  • aerial photography;
  • Baltic Sea;
  • coastal;
  • EU;
  • Habitats Directive

Abstract

  • 1.
    Implementation of the E.U. Habitats Directive requires information on the distribution, abundance and area covered by the habitats listed in Annex I of the Directive.
  • 2.
    In Finland, 21 of these habitats occur in marine and coastal areas. The demand for spatial information of these habitats is increasing, so rapid and relatively inexpensive mapping methods are needed.
  • 3.
    This study examines the identification of 15 habitats using high altitude black and white aerial photographs. Our goal was to find out how well these habitats could be identified using these types of photographs. We used a test group of 34 persons who were given only brief instructions on how to identify the habitats prior to the test.
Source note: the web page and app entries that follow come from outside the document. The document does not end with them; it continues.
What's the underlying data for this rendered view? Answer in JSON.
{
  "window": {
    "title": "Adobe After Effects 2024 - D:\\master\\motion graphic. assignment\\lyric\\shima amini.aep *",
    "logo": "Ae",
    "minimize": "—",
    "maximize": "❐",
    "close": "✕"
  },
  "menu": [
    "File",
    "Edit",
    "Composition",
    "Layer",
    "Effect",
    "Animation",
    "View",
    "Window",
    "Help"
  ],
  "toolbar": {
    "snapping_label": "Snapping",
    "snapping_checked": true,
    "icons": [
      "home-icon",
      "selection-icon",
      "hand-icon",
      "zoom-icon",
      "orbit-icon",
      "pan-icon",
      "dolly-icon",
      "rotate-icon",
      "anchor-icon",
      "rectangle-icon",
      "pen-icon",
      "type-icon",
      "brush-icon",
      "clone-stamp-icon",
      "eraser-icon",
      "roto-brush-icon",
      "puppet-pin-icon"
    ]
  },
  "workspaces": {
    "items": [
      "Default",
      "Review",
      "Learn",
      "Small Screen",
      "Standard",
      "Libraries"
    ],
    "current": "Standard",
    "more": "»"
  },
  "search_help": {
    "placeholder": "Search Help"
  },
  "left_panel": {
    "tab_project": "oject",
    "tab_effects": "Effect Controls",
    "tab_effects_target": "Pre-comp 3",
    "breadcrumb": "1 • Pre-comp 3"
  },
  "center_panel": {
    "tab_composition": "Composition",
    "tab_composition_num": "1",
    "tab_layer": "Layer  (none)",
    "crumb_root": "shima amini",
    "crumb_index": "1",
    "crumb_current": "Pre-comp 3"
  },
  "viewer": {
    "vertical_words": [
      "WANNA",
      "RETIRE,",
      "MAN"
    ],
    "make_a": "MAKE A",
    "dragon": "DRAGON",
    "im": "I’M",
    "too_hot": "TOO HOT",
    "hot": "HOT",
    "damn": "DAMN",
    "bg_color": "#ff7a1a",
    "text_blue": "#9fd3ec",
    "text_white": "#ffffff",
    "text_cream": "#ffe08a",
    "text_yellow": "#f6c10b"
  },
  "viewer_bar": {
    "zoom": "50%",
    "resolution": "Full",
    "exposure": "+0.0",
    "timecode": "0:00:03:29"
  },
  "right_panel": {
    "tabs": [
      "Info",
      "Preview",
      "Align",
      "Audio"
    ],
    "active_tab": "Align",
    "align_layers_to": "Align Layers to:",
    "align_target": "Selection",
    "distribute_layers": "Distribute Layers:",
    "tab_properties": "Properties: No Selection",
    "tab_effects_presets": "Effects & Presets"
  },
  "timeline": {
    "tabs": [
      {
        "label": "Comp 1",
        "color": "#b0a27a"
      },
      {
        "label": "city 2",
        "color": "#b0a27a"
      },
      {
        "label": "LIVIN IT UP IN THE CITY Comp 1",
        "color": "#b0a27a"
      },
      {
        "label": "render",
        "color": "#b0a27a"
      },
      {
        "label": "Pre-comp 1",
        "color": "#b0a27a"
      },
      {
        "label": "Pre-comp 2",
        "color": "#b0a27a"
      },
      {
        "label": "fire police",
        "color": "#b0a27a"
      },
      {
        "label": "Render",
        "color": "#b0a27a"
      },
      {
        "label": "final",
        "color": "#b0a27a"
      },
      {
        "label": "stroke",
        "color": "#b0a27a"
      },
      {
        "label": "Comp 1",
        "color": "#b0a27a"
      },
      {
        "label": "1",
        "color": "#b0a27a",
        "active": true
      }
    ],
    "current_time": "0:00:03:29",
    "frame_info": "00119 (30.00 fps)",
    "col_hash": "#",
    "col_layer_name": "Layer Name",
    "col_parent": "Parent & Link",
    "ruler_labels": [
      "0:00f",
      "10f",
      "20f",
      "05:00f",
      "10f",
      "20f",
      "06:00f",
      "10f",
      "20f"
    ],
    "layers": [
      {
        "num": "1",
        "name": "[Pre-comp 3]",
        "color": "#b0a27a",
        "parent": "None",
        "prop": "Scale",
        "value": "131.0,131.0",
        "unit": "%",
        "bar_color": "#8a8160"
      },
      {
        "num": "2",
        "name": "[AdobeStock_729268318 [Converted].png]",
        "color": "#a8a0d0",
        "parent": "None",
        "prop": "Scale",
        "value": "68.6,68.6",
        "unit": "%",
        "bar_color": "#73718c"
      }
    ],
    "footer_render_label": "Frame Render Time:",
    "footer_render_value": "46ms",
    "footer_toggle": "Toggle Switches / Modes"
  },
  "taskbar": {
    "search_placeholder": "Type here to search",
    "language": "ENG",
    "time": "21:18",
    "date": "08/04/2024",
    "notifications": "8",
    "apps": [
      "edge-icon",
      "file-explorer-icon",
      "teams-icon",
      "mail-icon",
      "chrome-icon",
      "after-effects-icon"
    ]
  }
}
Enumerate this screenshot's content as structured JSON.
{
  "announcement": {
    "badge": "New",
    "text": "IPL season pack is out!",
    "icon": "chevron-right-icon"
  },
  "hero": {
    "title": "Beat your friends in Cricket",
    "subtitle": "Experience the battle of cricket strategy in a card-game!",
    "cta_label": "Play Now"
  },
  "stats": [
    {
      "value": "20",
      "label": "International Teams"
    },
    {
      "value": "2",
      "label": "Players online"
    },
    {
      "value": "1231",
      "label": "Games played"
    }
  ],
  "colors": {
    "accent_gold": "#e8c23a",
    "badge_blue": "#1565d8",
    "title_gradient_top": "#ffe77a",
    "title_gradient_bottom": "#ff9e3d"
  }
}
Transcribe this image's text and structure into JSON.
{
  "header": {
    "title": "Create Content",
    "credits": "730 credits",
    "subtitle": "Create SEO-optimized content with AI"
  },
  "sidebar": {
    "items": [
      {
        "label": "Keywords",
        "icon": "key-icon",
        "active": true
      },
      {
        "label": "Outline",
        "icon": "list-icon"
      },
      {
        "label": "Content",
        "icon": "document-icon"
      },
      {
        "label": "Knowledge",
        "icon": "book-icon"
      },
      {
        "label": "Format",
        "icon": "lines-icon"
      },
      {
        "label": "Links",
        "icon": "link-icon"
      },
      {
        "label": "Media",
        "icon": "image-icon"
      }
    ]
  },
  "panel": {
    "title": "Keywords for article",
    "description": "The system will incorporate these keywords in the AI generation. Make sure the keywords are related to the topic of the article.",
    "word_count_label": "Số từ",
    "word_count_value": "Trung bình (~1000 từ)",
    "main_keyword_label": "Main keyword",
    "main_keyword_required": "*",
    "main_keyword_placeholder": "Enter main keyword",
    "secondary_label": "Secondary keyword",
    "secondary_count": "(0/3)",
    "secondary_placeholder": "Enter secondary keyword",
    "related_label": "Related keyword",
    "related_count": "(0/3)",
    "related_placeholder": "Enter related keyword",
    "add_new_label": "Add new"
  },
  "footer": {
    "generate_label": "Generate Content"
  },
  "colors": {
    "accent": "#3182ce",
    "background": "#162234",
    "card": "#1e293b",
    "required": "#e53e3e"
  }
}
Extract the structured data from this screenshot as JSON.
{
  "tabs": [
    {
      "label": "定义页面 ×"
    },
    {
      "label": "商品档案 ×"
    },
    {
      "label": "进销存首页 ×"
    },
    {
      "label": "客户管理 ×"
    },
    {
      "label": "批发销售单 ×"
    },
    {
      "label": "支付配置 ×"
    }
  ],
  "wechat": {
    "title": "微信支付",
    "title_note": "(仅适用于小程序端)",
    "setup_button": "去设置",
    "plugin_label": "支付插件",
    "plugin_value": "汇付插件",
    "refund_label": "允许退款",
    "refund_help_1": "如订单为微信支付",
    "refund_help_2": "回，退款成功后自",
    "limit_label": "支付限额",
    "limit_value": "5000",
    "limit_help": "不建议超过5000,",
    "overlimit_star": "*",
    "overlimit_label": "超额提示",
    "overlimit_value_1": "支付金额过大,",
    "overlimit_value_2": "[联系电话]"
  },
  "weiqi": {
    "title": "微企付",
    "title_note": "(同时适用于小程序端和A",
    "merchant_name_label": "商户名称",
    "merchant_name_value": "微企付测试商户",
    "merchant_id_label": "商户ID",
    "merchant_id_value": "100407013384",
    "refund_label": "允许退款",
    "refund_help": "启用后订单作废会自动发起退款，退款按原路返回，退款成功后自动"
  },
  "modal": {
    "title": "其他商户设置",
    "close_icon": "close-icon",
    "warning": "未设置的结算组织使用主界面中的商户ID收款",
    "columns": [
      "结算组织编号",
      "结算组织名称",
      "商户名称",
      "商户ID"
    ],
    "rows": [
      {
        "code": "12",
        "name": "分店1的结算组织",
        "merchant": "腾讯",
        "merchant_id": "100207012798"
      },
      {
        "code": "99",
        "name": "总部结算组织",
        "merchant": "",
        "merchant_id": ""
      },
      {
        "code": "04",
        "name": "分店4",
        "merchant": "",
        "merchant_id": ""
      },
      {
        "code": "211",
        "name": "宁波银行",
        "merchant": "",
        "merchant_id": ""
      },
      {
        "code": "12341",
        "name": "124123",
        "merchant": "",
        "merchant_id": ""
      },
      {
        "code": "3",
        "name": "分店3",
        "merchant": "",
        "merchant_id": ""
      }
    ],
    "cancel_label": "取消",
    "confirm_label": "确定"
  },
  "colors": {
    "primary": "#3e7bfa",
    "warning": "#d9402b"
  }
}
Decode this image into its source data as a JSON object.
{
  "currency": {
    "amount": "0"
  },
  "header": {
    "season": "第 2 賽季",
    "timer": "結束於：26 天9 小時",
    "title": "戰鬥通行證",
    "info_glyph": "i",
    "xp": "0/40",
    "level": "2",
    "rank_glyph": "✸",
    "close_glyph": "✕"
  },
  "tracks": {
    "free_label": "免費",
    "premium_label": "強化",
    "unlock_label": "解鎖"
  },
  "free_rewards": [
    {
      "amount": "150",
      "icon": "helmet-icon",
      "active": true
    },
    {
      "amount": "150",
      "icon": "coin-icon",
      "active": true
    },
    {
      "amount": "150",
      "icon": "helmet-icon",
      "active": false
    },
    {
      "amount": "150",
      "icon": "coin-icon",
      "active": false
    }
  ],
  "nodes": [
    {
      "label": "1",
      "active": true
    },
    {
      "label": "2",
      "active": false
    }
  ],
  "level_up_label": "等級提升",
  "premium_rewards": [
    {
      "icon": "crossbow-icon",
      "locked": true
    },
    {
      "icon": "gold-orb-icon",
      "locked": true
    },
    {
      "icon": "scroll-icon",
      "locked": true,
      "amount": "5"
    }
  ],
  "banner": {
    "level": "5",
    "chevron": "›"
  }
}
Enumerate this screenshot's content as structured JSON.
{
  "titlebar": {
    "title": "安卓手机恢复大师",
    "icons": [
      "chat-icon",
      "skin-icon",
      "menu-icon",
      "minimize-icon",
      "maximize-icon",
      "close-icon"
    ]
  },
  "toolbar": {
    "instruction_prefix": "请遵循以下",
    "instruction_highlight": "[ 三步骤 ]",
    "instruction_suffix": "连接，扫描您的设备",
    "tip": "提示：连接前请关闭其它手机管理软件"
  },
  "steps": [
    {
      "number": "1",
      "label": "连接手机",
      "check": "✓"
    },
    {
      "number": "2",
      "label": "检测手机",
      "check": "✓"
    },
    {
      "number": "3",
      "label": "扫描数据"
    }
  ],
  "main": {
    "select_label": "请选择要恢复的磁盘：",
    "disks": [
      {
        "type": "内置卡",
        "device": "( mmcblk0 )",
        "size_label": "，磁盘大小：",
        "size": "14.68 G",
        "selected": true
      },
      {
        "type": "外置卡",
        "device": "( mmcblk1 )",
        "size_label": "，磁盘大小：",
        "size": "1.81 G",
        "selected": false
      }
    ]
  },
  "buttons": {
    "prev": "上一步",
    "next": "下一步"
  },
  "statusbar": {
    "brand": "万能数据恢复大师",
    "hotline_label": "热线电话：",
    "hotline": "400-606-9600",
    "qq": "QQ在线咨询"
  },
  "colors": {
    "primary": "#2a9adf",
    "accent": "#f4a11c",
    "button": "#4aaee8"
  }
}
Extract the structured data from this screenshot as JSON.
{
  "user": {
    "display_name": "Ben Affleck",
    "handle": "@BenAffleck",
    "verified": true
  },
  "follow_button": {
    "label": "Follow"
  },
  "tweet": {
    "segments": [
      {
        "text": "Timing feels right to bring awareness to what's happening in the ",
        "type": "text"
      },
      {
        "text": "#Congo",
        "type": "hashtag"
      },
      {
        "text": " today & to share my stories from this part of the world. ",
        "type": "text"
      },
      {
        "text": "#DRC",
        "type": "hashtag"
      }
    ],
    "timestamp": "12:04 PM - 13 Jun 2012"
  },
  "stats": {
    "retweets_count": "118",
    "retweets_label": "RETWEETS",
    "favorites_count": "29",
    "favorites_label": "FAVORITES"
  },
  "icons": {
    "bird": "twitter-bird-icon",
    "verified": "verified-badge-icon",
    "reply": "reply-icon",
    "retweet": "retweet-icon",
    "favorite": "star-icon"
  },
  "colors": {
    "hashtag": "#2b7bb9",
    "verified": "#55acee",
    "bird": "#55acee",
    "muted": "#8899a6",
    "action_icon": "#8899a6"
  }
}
Their results were compared to a set of field data from an archipelago area at the entrance of the Gulf of Finland, in August 1999 and autumn 2000.
  • 4.
    The test group identified sandy beaches, lagoons, submerged sandbanks and cliffs with an accuracy of 82%, 71%, 66% and 65%, respectively. The main reasons for these high accuracy percentages were apparently the high contrast and/or easy delineation of the habitat from the surrounding areas.
  • 5.
    Reefs, wooded dunes and submerged reefs were identified with an accuracy of 39%, 44% and 45%, respectively. The remaining habitats were less precisely identified, apparently due to their small size or poor contrast to the surrounding areas.
  • 6.
    High altitude aerial photographs are shown to be a useful tool for identifying several of these habitats and can be used as a complement to field mapping methods, GIS methods and other remote sensing techniques. The use of high altitude photographs for monitoring change is discussed.

Copyright © 2002 John Wiley & Sons, Ltd.